CHENNAI: The pandemic that dealt a heavy blow to the world was kind to R Kalaivani. It swept her to a safe haven, for a few months though. The transperson who went from shop to shop asking for money, underwent a transformation to being a constant support to patients at the Nandambakkam Trade Centre that was temporarily converted to a Covid Care Centre.
Kalaivani, who ran away from home in Mandaveli when she was just 14 years old, got into serving Covid-19 patients, swinging on the whims of her fate. She made a name for herself, among the recovered patients and authorities alike. When Covid-19 first struck early in 2020, bringing with it a total lockdown, Kalaivani, who had until then been collecting money from shops, was staring at a dead end. With shops closed, her only source of income was gone.

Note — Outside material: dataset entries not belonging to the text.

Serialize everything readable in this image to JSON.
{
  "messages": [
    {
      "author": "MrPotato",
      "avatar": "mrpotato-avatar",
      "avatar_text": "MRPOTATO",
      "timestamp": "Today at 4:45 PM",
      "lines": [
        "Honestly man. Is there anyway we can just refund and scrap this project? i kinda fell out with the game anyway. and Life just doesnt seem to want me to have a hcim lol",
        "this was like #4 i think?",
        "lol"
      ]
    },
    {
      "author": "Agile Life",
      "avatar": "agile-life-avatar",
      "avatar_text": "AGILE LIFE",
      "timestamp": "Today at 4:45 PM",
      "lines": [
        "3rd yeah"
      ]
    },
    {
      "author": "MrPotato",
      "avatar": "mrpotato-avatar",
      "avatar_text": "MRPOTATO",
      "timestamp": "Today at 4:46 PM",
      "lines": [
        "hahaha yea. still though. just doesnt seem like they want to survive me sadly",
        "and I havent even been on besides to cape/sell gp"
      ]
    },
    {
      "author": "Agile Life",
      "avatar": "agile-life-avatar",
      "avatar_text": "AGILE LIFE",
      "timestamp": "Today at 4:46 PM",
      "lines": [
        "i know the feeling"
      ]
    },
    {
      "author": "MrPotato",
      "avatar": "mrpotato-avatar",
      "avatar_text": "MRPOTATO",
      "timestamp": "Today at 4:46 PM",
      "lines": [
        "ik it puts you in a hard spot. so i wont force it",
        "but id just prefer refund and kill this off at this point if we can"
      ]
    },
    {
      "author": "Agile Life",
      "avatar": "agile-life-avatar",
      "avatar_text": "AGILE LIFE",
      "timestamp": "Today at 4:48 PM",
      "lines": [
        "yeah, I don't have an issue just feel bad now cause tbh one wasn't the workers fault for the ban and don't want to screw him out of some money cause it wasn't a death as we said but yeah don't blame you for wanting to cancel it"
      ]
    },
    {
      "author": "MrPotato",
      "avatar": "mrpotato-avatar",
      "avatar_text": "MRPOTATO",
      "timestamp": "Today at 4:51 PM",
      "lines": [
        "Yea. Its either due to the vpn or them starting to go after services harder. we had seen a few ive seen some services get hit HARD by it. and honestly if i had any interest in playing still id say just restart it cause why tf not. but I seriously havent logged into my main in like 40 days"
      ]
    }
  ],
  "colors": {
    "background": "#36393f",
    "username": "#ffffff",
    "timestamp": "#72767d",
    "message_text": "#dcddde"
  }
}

“I first went to care for Covid-19 patients because I did not have any other work. It was unsettling to feed, bathe and change the diapers of the patients, but as months passed, helping patients recover helped me find satisfaction in the work, and I decided that this was my calling,” Kalaivani tells TNIE. Her drive to help those in need and the constant encouragement and love that poured from the Covid Care Centre motivated her.
“The patients embraced me for who I was because, in sickness, you do not discriminate,” she says. “During the peak of the second wave in 2021, I was attending to patients in the oxygen beds. I was the constant companion to patients who were on the verge of dying; those who recovered always blessed me before leaving,” Kalaivani says with pride.It could be a blessing from those Kalaivani helped that she never got infected with the virus even after working with patients in close quarters. While she was fearful, she eased into her work.
Amirthavalli S, a staff nurse at Rajiv Gandhi Government GH, was in charge of taking care of patients at the Nandambakkam Covid Care Centre and worked alongside Kalaivani during the third wave. “She would do any work that was asked for, and even that’s not asked of her —nursing patients, bringing food for medical staff, helping us clean. Being a transwoman, she has several experiences of being discriminated against, but it did not come in the way of her helping patients with Covid-19; she did not hesitate at all,” Amirthavalli says. Though she fetched barely Rs 9,000 a month as a contract worker, she says she was content.
Now that the Covid Centre, where Kalaivani worked as a supervisor, has shut down, she is again back on the streets of Old Mahabalipuram Road, seeking money from shops. “Sometimes, attenders who were unable to care for sick relatives ask me if I can attend to them at hospitals for a meagre amount, and I do it without hesitation,” she says.
Amidst the worry of not having a source of income, she has come across a silver lining. Her parents, who refused to speak to her since she left home, have gotten in touch with her after the news about her work splashed across news publications.
“I’m so glad it helped me reconnect with my family, though economically, I still have no one to support me. I am looking for jobs as I do not want to ask money from shopkeepers,” she says and hopes to see light at the end of the tunnel.